The installations were placed across New York City

During the height of the protests across New York City, the price of plywood skyrocketed as supplies became depleted. According to Worthless Studios, at one point a plywood board measuring four by eight feet cost over $90.

The non-profit organisation saw an opportunity to invite local makers to transform discarded plywood boards into public art projects across all five boroughs of New York City.

An obelisk like sculpture was placed in front of the Brooklyn Bridge
The idea for the project came from Worthless Studios founder driving around the deserted streets of Lower Manhattan during the summer of 2020

“Part of the mission of Worthless Studios is to promote public art,” explained Hamamoto in a film about the project, “so how do we create a programme to make a public art project that could be responsive to the time everyone was living through.”
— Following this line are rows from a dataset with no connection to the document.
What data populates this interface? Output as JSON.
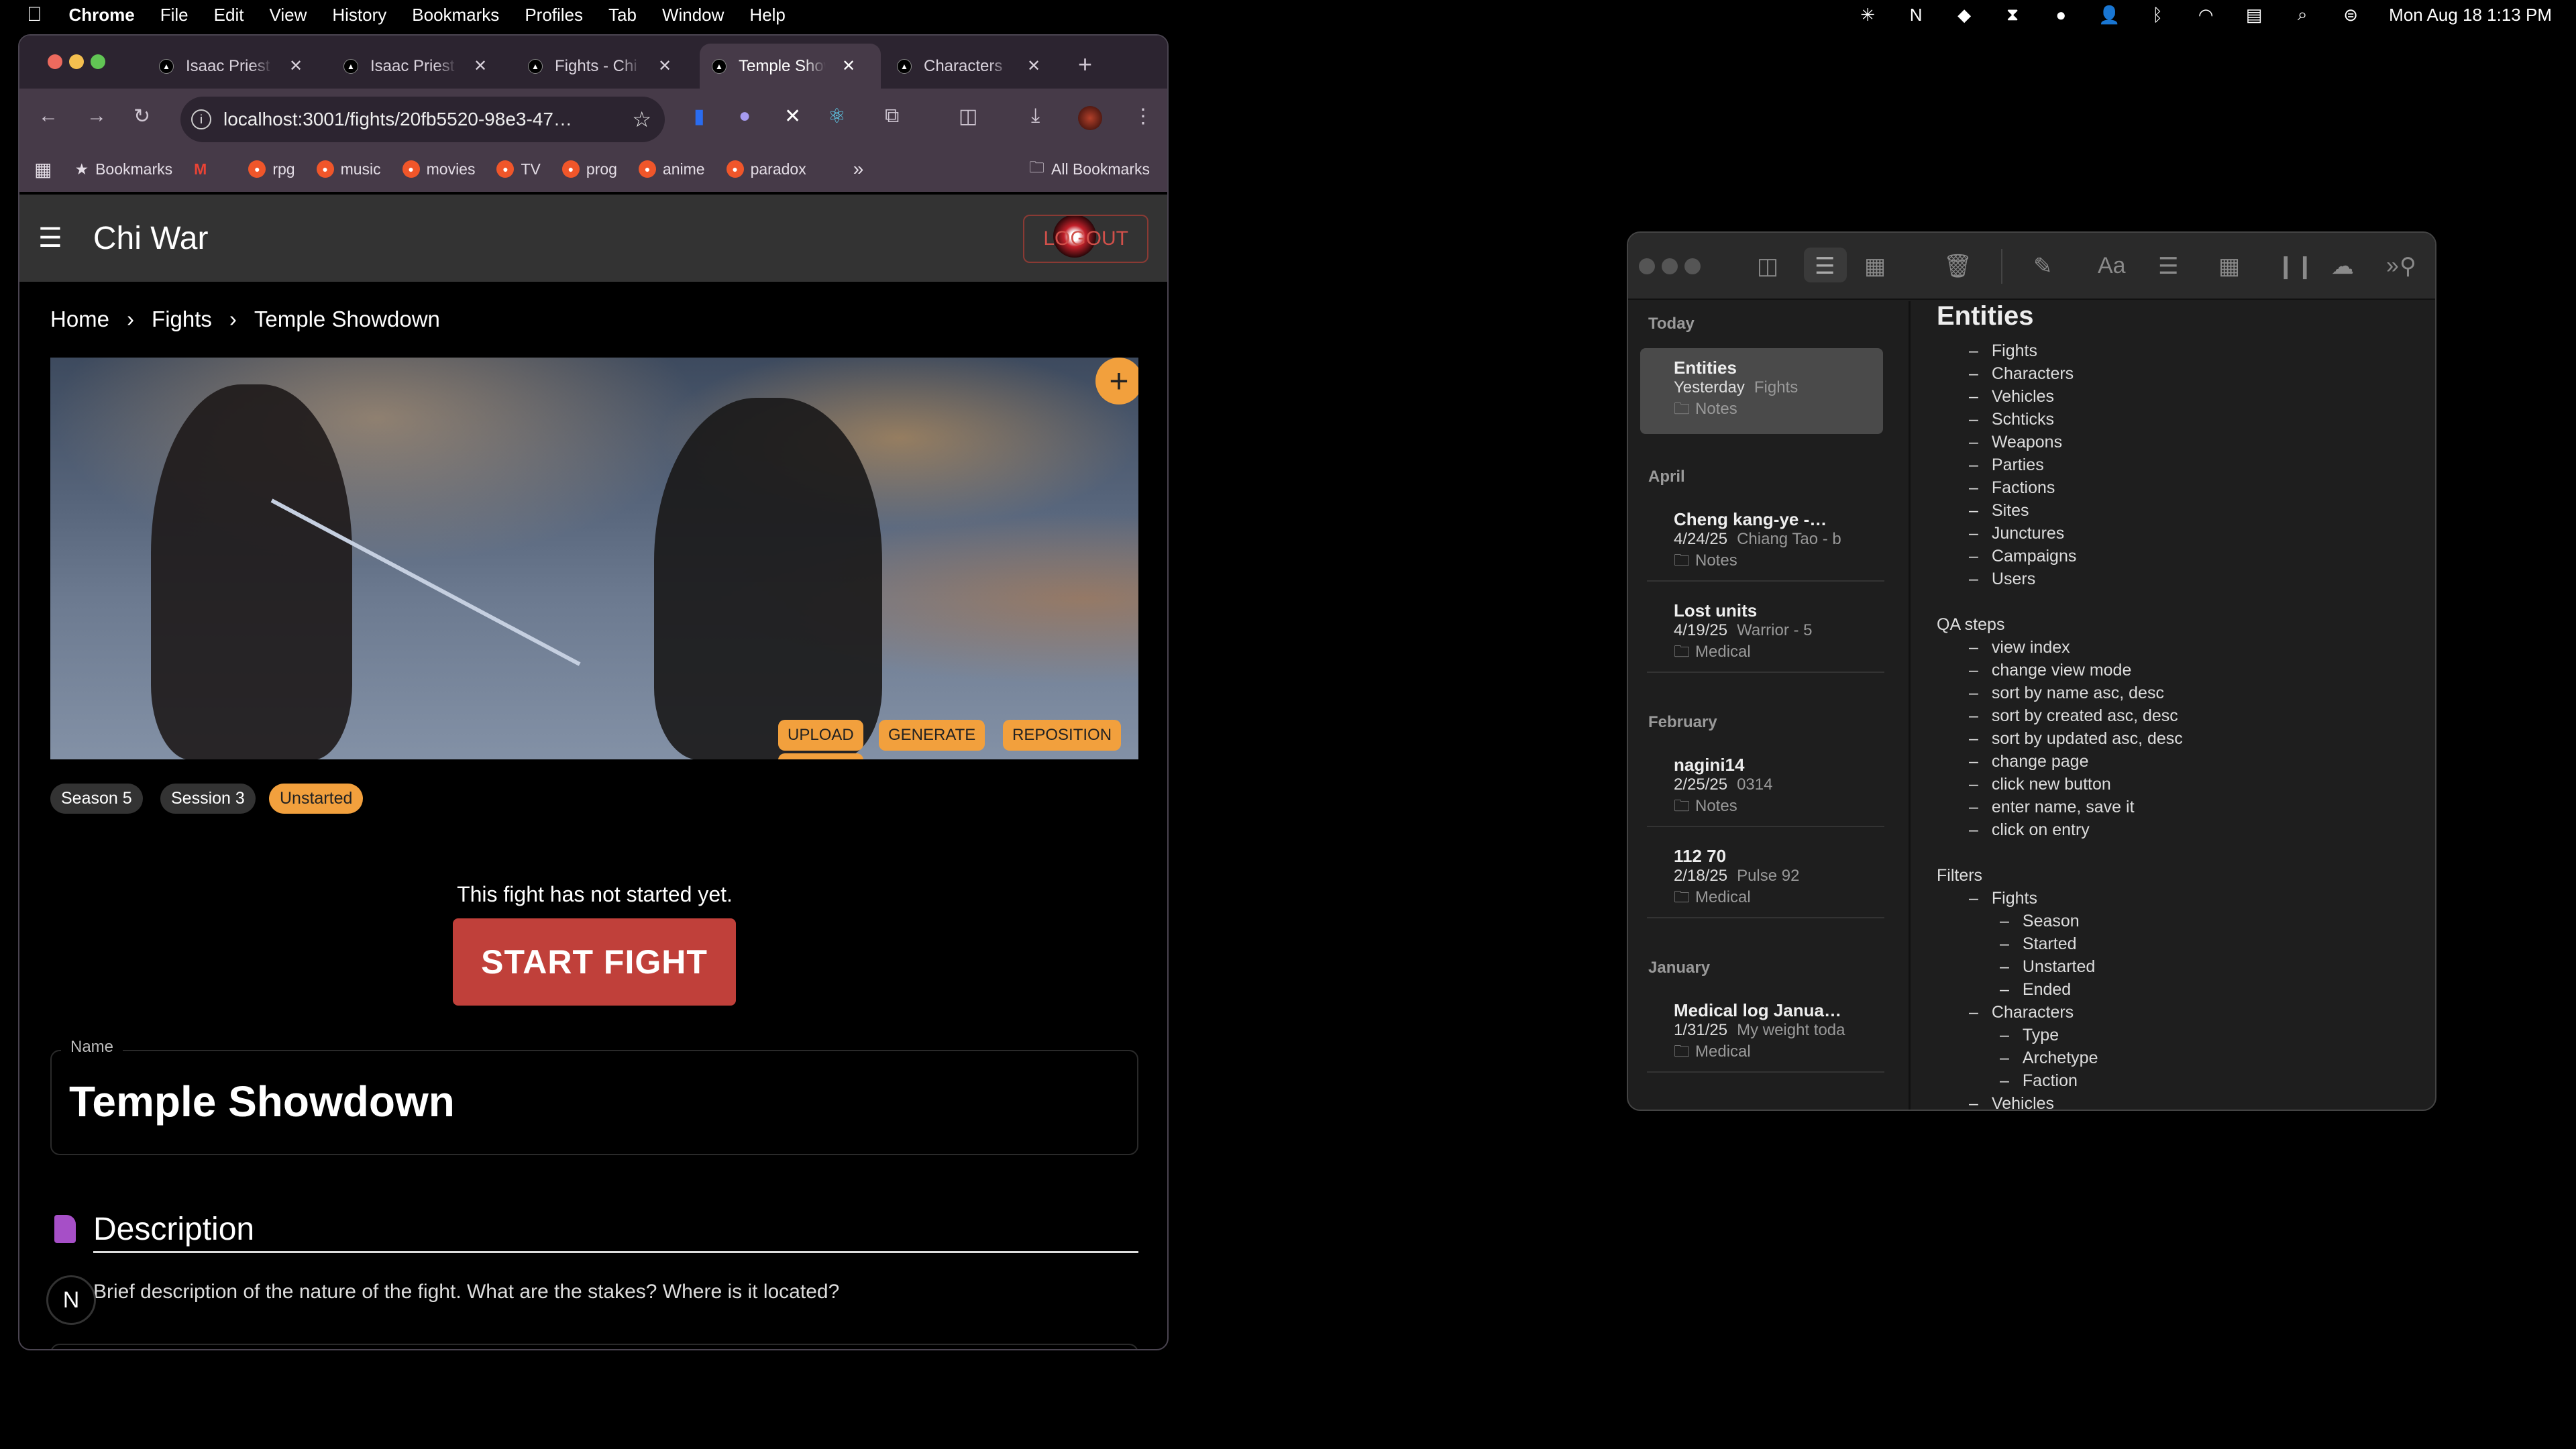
{
  "menubar": {
    "app": "Chrome",
    "items": [
      "File",
      "Edit",
      "View",
      "History",
      "Bookmarks",
      "Profiles",
      "Tab",
      "Window",
      "Help"
    ],
    "clock": "Mon Aug 18  1:13 PM",
    "status_icons": [
      "perplexity-icon",
      "notion-icon",
      "dropbox-icon",
      "bartender-icon",
      "profile-badge-icon",
      "user-icon",
      "bluetooth-icon",
      "wifi-icon",
      "keyboard-icon",
      "spotlight-icon",
      "control-center-icon"
    ]
  },
  "browser": {
    "tabs": [
      {
        "title": "Isaac Priest",
        "active": false
      },
      {
        "title": "Isaac Priest",
        "active": false
      },
      {
        "title": "Fights - Chi War",
        "active": false
      },
      {
        "title": "Temple Showdown",
        "active": true
      },
      {
        "title": "Characters",
        "active": false
      }
    ],
    "url": "localhost:3001/fights/20fb5520-98e3-47…",
    "bookmarks": [
      {
        "label": "Bookmarks"
      },
      {
        "label": "rpg"
      },
      {
        "label": "music"
      },
      {
        "label": "movies"
      },
      {
        "label": "TV"
      },
      {
        "label": "prog"
      },
      {
        "label": "anime"
      },
      {
        "label": "paradox"
      }
    ],
    "all_bookmarks": "All Bookmarks"
  },
  "app": {
    "title": "Chi War",
    "logout": "LOGOUT",
    "breadcrumb": [
      "Home",
      "Fights",
      "Temple Showdown"
    ],
    "image_buttons": {
      "upload": "UPLOAD",
      "generate": "GENERATE",
      "reposition": "REPOSITION",
      "add": "+"
    },
    "chips": [
      "Season 5",
      "Session 3",
      "Unstarted"
    ],
    "not_started": "This fight has not started yet.",
    "start_fight": "START FIGHT",
    "name_label": "Name",
    "name_value": "Temple Showdown",
    "description_heading": "Description",
    "description_placeholder": "Brief description of the nature of the fight. What are the stakes? Where is it located?",
    "nextjs_badge": "N",
    "colors": {
      "accent": "#f2a03d",
      "start": "#c0403a",
      "logout": "#c0504a",
      "header": "#333333"
    }
  },
  "notes": {
    "sections": [
      {
        "label": "Today",
        "items": [
          {
            "title": "Entities",
            "date": "Yesterday",
            "preview": "Fights",
            "folder": "Notes",
            "selected": true
          }
        ]
      },
      {
        "label": "April",
        "items": [
          {
            "title": "Cheng kang-ye -…",
            "date": "4/24/25",
            "preview": "Chiang Tao - b",
            "folder": "Notes"
          },
          {
            "title": "Lost units",
            "date": "4/19/25",
            "preview": "Warrior - 5",
            "folder": "Medical"
          }
        ]
      },
      {
        "label": "February",
        "items": [
          {
            "title": "nagini14",
            "date": "2/25/25",
            "preview": "0314",
            "folder": "Notes"
          },
          {
            "title": "112 70",
            "date": "2/18/25",
            "preview": "Pulse 92",
            "folder": "Medical"
          }
        ]
      },
      {
        "label": "January",
        "items": [
          {
            "title": "Medical log Janua…",
            "date": "1/31/25",
            "preview": "My weight toda",
            "folder": "Medical"
          }
        ]
      }
    ],
    "heading": "Entities",
    "lines": [
      {
        "t": "Fights",
        "l": 1
      },
      {
        "t": "Characters",
        "l": 1
      },
      {
        "t": "Vehicles",
        "l": 1
      },
      {
        "t": "Schticks",
        "l": 1
      },
      {
        "t": "Weapons",
        "l": 1
      },
      {
        "t": "Parties",
        "l": 1
      },
      {
        "t": "Factions",
        "l": 1
      },
      {
        "t": "Sites",
        "l": 1
      },
      {
        "t": "Junctures",
        "l": 1
      },
      {
        "t": "Campaigns",
        "l": 1
      },
      {
        "t": "Users",
        "l": 1
      },
      {
        "t": "",
        "l": 0
      },
      {
        "t": "QA steps",
        "l": 0
      },
      {
        "t": "view index",
        "l": 1
      },
      {
        "t": "change view mode",
        "l": 1
      },
      {
        "t": "sort by name asc, desc",
        "l": 1
      },
      {
        "t": "sort by created asc, desc",
        "l": 1
      },
      {
        "t": "sort by updated asc, desc",
        "l": 1
      },
      {
        "t": "change page",
        "l": 1
      },
      {
        "t": "click new button",
        "l": 1
      },
      {
        "t": "enter name, save it",
        "l": 1
      },
      {
        "t": "click on entry",
        "l": 1
      },
      {
        "t": "",
        "l": 0
      },
      {
        "t": "Filters",
        "l": 0
      },
      {
        "t": "Fights",
        "l": 1
      },
      {
        "t": "Season",
        "l": 2
      },
      {
        "t": "Started",
        "l": 2
      },
      {
        "t": "Unstarted",
        "l": 2
      },
      {
        "t": "Ended",
        "l": 2
      },
      {
        "t": "Characters",
        "l": 1
      },
      {
        "t": "Type",
        "l": 2
      },
      {
        "t": "Archetype",
        "l": 2
      },
      {
        "t": "Faction",
        "l": 2
      },
      {
        "t": "Vehicles",
        "l": 1
      }
    ]
  }
}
Flyers were fixed to plywood boards covering windows throughout Lower Manhattan to let businesses know that they could donate the unwanted material to the project.

The studio then organised an open call for sculpture projects which received over 200 applications. A jury selected five artists to produce sculptures that would be installed in key sites in parks and public spaces.

“It was important to me that the sculptures were installed across all five boroughs,” Hamamoto added, “because the lived experience through that time was shared throughout all five boroughs.”

“I don’t think anyone’s experience was any different if they were in Manhattan or the Bronx or Queens, everyone saw businesses go under, everyone saw protests.”

A sculpture part of the Plywood Protection Project has a monochromatic colour palette
The sculptures were installed in popular parks and public spaces

The artists chosen for the project were Behin Ha Design Studio, Tanda Francis, Michael Zelehoski, Tony DiBernardo, and KaNSiteCurators’ work featuring photographs by Caroline Mardok.

Each artist received studio space, tools and assistance with fabrication and installation, as well as a $2,000 artist stipend and a $500 material budget to complete the works.

Plywood Protection Project includes a multicoloured conical installation
Each installation was meant to remind people of the unprecedented times during the pandemic and the Black Lives Matter movement

The sculptures were installed in May and remained in place until 1 November 2021. The locations for the installations included McCarren Park in Brooklyn, Queensbridge Park in Queens, and Thomas Paine Park in Manhattan.

“The Plywood Protection Project reminds people of the incredible time that we lived through in the pandemic and the very powerful Black Lives Matter protests,” Hamamoto claimed.

“It’s an example of a great way to upcycle material and lastly I think it’s trying to pave a new way to exemplify what public art should stand for.”

Detail image of an installation that forms part of the Plywood Protection Project in New York City
The installations were on display until 1 November 2021

Also shortlisted in the installation design category of Dezeen Awards 2021 is Asif Khan’s carbon-fibre latticed gates at the 2020 Dubai Expo.

Chila Kumari Singh Burman is also shortlisted for her neon overhaul of Tate Britain’s portico as part of the museum’s annual winter commission.

The post The Plywood Protection Project creates public sculptures from repurposed plywood appeared first on Dezeen.